### Prompt
Lift out all lines below that contain "folder".
──────── Material for the task
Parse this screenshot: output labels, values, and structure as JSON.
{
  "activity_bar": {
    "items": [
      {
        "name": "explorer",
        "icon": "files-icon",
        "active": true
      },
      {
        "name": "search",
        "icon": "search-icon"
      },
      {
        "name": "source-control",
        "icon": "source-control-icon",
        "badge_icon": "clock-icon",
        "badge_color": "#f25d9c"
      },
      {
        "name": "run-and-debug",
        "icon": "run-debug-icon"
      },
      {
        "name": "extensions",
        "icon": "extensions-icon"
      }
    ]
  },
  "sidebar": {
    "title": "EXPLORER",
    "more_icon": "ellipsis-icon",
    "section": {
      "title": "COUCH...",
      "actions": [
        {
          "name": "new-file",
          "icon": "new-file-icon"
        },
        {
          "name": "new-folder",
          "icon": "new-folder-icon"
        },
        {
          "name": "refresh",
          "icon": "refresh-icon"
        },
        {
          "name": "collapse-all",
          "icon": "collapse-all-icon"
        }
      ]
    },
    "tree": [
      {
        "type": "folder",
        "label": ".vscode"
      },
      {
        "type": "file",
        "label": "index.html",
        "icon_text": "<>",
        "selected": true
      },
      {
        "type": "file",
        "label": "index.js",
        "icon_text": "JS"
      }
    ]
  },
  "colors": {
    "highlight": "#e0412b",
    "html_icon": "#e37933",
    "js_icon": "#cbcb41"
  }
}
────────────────
### Solution to this exercise
          "name": "new-folder",
          "icon": "new-folder-icon"
        "type": "folder",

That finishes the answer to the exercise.